• **DATA IN THIS EXERCISE**
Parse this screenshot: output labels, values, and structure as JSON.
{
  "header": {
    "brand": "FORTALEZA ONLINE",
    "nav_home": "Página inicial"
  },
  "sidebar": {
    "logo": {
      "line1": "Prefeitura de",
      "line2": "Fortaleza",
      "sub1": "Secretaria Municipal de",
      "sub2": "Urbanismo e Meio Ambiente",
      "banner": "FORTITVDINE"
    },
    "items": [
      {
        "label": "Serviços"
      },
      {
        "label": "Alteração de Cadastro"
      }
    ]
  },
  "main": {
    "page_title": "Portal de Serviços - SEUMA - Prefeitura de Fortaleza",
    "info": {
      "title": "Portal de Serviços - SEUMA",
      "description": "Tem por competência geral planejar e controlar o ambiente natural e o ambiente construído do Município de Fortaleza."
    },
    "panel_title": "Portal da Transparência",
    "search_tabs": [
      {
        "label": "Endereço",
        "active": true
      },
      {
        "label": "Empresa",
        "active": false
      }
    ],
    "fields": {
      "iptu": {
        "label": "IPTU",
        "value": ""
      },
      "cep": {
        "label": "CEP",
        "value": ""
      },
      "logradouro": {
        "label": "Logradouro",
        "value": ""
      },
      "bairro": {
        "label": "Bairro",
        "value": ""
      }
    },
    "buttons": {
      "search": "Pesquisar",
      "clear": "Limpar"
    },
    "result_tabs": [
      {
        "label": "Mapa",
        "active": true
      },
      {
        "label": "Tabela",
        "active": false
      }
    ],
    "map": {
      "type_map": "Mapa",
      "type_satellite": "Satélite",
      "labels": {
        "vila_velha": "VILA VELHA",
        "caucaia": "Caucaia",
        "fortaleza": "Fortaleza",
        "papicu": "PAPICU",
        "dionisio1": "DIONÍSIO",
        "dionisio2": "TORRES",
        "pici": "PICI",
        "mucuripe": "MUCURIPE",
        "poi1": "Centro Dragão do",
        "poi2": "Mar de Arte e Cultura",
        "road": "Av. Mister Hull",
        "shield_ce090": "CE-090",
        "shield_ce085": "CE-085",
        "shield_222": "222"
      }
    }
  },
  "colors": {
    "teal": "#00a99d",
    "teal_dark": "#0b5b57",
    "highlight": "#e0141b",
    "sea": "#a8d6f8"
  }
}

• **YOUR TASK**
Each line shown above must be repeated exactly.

• **RESULT**
Parse this screenshot: output labels, values, and structure as JSON.
{
  "header": {
    "brand": "FORTALEZA ONLINE",
    "nav_home": "Página inicial"
  },
  "sidebar": {
    "logo": {
      "line1": "Prefeitura de",
      "line2": "Fortaleza",
      "sub1": "Secretaria Municipal de",
      "sub2": "Urbanismo e Meio Ambiente",
      "banner": "FORTITVDINE"
    },
    "items": [
      {
        "label": "Serviços"
      },
      {
        "label": "Alteração de Cadastro"
      }
    ]
  },
  "main": {
    "page_title": "Portal de Serviços - SEUMA - Prefeitura de Fortaleza",
    "info": {
      "title": "Portal de Serviços - SEUMA",
      "description": "Tem por competência geral planejar e controlar o ambiente natural e o ambiente construído do Município de Fortaleza."
    },
    "panel_title": "Portal da Transparência",
    "search_tabs": [
      {
        "label": "Endereço",
        "active": true
      },
      {
        "label": "Empresa",
        "active": false
      }
    ],
    "fields": {
      "iptu": {
        "label": "IPTU",
        "value": ""
      },
      "cep": {
        "label": "CEP",
        "value": ""
      },
      "logradouro": {
        "label": "Logradouro",
        "value": ""
      },
      "bairro": {
        "label": "Bairro",
        "value": ""
      }
    },
    "buttons": {
      "search": "Pesquisar",
      "clear": "Limpar"
    },
    "result_tabs": [
      {
        "label": "Mapa",
        "active": true
      },
      {
        "label": "Tabela",
        "active": false
      }
    ],
    "map": {
      "type_map": "Mapa",
      "type_satellite": "Satélite",
      "labels": {
        "vila_velha": "VILA VELHA",
        "caucaia": "Caucaia",
        "fortaleza": "Fortaleza",
        "papicu": "PAPICU",
        "dionisio1": "DIONÍSIO",
        "dionisio2": "TORRES",
        "pici": "PICI",
        "mucuripe": "MUCURIPE",
        "poi1": "Centro Dragão do",
        "poi2": "Mar de Arte e Cultura",
        "road": "Av. Mister Hull",
        "shield_ce090": "CE-090",
        "shield_ce085": "CE-085",
        "shield_222": "222"
      }
    }
  },
  "colors": {
    "teal": "#00a99d",
    "teal_dark": "#0b5b57",
    "highlight": "#e0141b",
    "sea": "#a8d6f8"
  }
}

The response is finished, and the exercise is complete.